School board members said they are a little “gun shy” about their levy figures Monday, after all four financial items on November’s ballot were shot down.
“If the economy is bad, we need to be sensitive to the needs of the community,” school board member Dave McCool said at Monday’s meeting.
The initial tax proposal of $1 per $1,000 home valuation may be split into two parts for the March ballot: 75 cents and 25 cents. Another resolution was suggested for 70 cents or 30 cents, and each will be drafted by attorneys for the board’s consideration.
Superintendent Rick Schulte said the 75 cents would allow the district to keep the same staff and services they have in 2008 for 2010. The second part would fund math and technology.
“We would be able to hire 10 new math teachers,” Schulte said.
Today’s levy rate of 51 cents per thousand staffs about 20 teachers, 10 teacher assistants, computer technicians, custodians and funds school supplies.
However, this rate isn’t pragmatic for the future, Schulte said, partly because the state doesn’t pay for levy supported teachers.

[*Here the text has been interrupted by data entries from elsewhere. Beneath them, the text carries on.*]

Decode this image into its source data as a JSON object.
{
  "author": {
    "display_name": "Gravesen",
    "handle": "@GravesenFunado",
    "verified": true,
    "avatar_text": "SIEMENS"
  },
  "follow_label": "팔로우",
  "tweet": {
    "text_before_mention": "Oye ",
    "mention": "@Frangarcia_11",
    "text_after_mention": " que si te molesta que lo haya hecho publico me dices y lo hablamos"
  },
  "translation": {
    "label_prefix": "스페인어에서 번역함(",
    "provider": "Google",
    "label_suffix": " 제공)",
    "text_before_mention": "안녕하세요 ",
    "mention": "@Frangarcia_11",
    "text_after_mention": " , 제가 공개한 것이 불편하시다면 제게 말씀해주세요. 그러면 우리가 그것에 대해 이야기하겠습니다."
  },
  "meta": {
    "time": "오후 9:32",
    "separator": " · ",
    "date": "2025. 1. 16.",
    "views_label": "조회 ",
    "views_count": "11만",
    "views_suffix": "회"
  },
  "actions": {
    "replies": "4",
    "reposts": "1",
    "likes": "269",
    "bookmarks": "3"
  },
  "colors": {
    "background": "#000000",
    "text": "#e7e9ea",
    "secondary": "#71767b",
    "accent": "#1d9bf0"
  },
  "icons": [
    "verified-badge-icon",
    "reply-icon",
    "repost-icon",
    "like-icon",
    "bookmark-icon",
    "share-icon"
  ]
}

“The average cost of a teacher in 2008 is about $75,000. In 2010, it will be $85,000 because of a higher cost of living adjustment and rising pension. These costs are mandated by the state.”
Staff costs, along with lower state matching, have forced about $4 million in district-wide budget cuts and eliminated 76 jobs over the last two years. Many students and parents were unaware of cuts made because they weren’t directly affected, Schulte said. Exceptions included the removal of middle school junior varsity sports and seven bus routes, which increased ride-times by about one hour.

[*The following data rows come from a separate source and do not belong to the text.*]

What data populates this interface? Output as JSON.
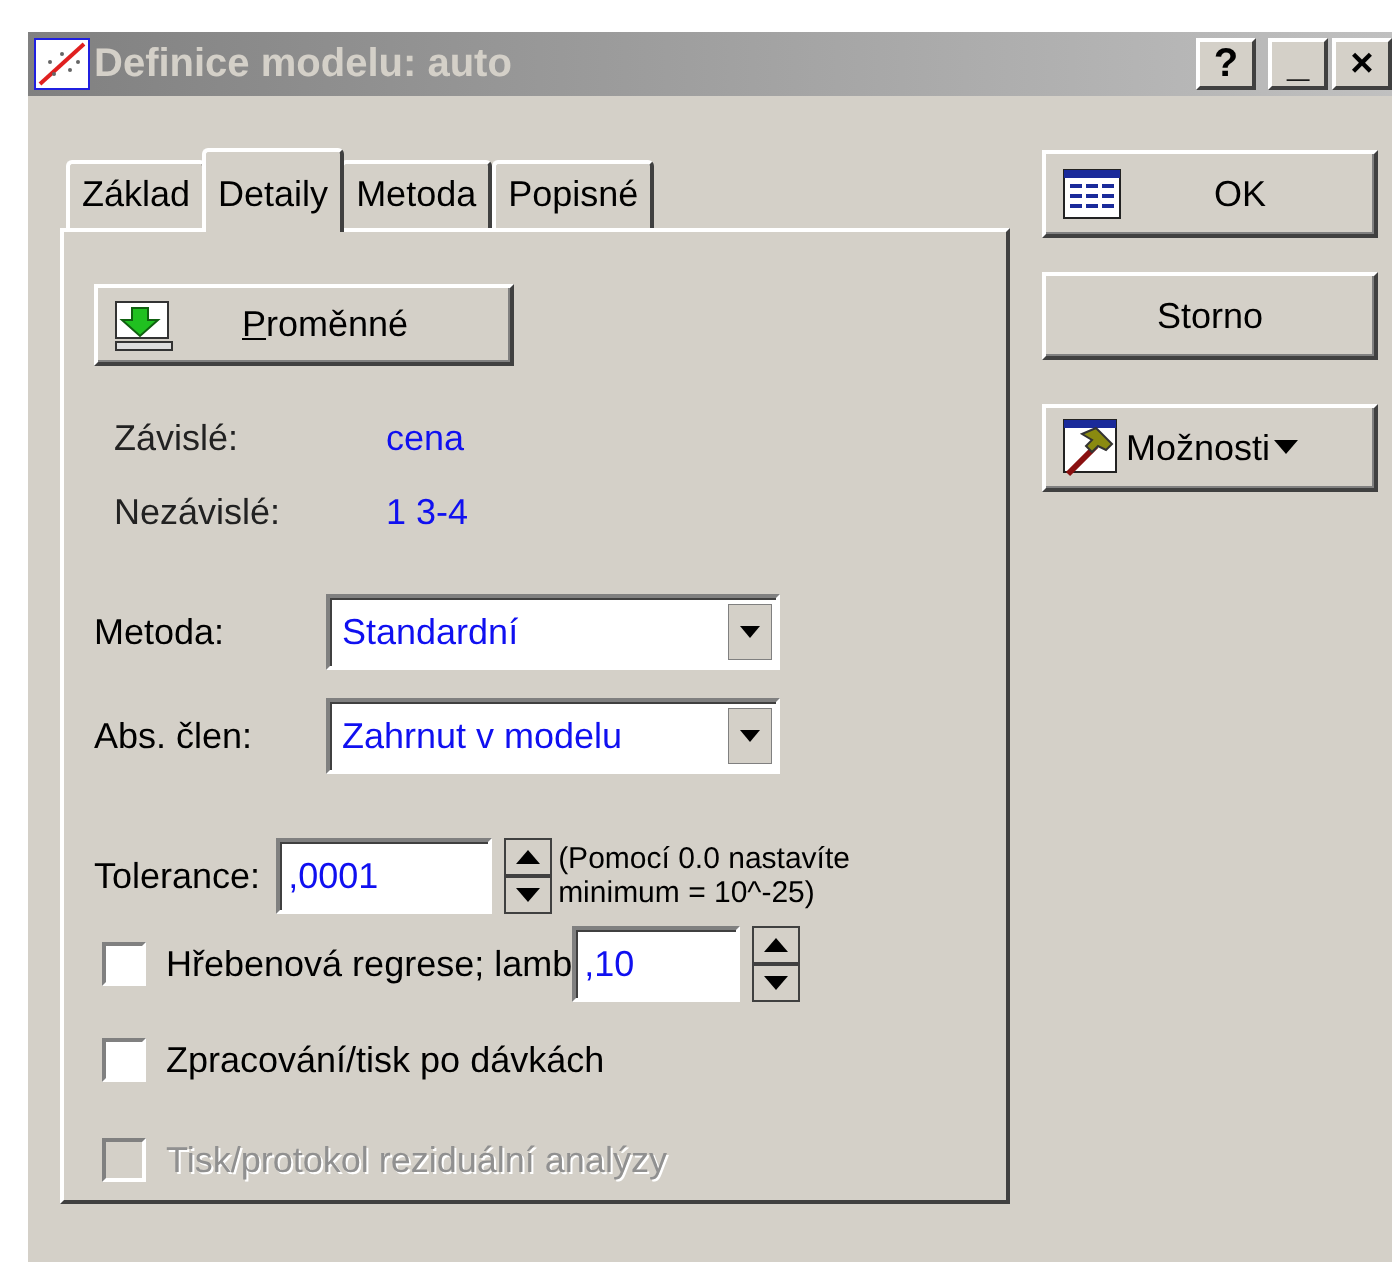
{
  "window": {
    "title": "Definice modelu: auto",
    "title_buttons": [
      "?",
      "_",
      "×"
    ]
  },
  "tabs": [
    {
      "label": "Základ",
      "selected": false
    },
    {
      "label": "Detaily",
      "selected": true
    },
    {
      "label": "Metoda",
      "selected": false
    },
    {
      "label": "Popisné",
      "selected": false
    }
  ],
  "variables_button": {
    "label": "Proměnné",
    "underline_first": true
  },
  "variables": [
    {
      "label": "Závislé:",
      "value": "cena"
    },
    {
      "label": "Nezávislé:",
      "value": "1 3-4"
    }
  ],
  "dropdowns": [
    {
      "label": "Metoda:",
      "value": "Standardní"
    },
    {
      "label": "Abs. člen:",
      "value": "Zahrnut v modelu"
    }
  ],
  "tolerance": {
    "label": "Tolerance:",
    "value": ",0001",
    "hint": [
      "(Pomocí 0.0 nastavíte",
      "minimum = 10^-25)"
    ]
  },
  "options": [
    {
      "kind": "spin",
      "label": "Hřebenová regrese; lamb",
      "value": ",10",
      "checked": false,
      "disabled": false
    },
    {
      "kind": "plain",
      "label": "Zpracování/tisk po dávkách",
      "checked": false,
      "disabled": false
    },
    {
      "kind": "plain",
      "label": "Tisk/protokol reziduální analýzy",
      "checked": false,
      "disabled": true
    }
  ],
  "buttons": [
    {
      "kind": "table",
      "label": "OK"
    },
    {
      "kind": "plain",
      "label": "Storno"
    },
    {
      "kind": "hammer",
      "label": "Možnosti",
      "dropdown": true
    }
  ]
}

“We’ve cut all the little stuff we can, but we’ve come to the end of that,” Schulte said.
One district problem is the age of the school computers. They have a life expectancy of five years, but staff need to make them last for seven. Out of a lab of 30 computers, only 16 will meet state standards next year.

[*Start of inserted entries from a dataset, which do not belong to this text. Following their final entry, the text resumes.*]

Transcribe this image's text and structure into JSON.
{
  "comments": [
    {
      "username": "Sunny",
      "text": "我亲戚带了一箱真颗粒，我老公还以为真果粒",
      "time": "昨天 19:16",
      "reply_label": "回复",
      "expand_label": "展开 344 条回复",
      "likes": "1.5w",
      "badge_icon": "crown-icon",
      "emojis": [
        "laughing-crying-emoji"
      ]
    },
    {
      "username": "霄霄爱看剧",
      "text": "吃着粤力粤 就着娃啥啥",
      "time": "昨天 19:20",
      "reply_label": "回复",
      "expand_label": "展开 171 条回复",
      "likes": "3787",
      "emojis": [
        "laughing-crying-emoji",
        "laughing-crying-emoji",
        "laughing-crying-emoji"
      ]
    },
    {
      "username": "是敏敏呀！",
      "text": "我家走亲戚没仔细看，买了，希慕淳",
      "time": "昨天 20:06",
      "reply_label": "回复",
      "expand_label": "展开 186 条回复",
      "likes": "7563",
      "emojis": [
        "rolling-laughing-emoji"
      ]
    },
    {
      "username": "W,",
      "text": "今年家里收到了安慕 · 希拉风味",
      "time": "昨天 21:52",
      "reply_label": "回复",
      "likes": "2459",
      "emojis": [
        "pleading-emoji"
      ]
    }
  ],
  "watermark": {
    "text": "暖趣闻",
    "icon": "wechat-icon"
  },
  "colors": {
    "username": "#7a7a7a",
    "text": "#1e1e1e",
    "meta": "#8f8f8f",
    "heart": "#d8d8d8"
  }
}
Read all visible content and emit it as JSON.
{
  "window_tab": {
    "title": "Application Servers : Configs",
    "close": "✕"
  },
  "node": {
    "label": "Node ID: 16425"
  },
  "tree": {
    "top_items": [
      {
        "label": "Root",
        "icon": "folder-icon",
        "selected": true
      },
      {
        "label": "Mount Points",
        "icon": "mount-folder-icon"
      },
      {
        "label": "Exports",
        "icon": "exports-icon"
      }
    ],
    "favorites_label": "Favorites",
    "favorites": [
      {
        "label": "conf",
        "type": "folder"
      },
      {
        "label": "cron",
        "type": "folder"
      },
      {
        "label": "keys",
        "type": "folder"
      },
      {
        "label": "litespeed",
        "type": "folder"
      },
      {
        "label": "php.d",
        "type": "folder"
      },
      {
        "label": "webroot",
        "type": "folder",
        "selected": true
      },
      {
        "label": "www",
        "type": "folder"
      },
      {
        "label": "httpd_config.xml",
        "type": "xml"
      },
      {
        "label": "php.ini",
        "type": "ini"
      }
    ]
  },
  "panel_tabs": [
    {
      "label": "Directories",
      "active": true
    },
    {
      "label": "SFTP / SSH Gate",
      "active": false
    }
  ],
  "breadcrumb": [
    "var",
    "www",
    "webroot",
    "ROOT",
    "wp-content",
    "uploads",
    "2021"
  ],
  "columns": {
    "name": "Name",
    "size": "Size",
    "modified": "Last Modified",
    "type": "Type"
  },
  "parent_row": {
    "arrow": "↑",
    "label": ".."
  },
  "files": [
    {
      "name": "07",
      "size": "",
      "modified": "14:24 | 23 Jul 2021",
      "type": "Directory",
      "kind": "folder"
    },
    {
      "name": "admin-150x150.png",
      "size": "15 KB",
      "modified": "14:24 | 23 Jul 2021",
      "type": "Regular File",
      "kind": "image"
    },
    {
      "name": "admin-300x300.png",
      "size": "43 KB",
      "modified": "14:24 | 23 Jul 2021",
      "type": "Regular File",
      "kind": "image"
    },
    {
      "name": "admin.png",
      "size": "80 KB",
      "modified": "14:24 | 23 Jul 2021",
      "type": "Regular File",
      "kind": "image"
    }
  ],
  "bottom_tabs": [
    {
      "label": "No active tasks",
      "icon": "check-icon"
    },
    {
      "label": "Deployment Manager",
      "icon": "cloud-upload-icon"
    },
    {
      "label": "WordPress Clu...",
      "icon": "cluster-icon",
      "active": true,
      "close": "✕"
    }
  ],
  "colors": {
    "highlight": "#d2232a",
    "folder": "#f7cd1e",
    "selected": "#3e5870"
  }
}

At Monday’s school board meeting, teachers and administrators expressed support for the levy, specifically at the $1 rate.
“The levy is important to me and the community. Students deserve the best education, not a good enough education,” Oak Harbor High School Assistant Principal Bill Weinsheimer said.
The school levy is funded by property taxes. But increased property valuation does not increase the amount collected by schools. As valuation goes up, the levy comes down as it did in 2005; from 75 cents to 50 cents.
If both sections of the March levy pass, total levy funds would double from about $2 million to $4 million a year. The first tax collection would occur in May of 2010, eighteen months after the vote.
School levy taxes for property owners would almost double as well. Today, the owner of a $300,000 home pays $153 annually at the present rate. He will pay $300 if both parts of the levy pass next March.
Schulte said that if the levy is not passed, 20 teachers, 20 classified staff, six computer labs would be cut. School days would be shortened by 30 minutes at the elementary school, and one period would be cut at the middle school.
“If the levy doesn’t pass, we would need to send out pink slips in April,” Schulte said.
He added that by any comparison, Oak Harbor has one of the lowest local levy rates in the state, ranking number 29 out of 30 districts of similar size.
“Even with the levy passing, we’ll still be at 29th,” he said.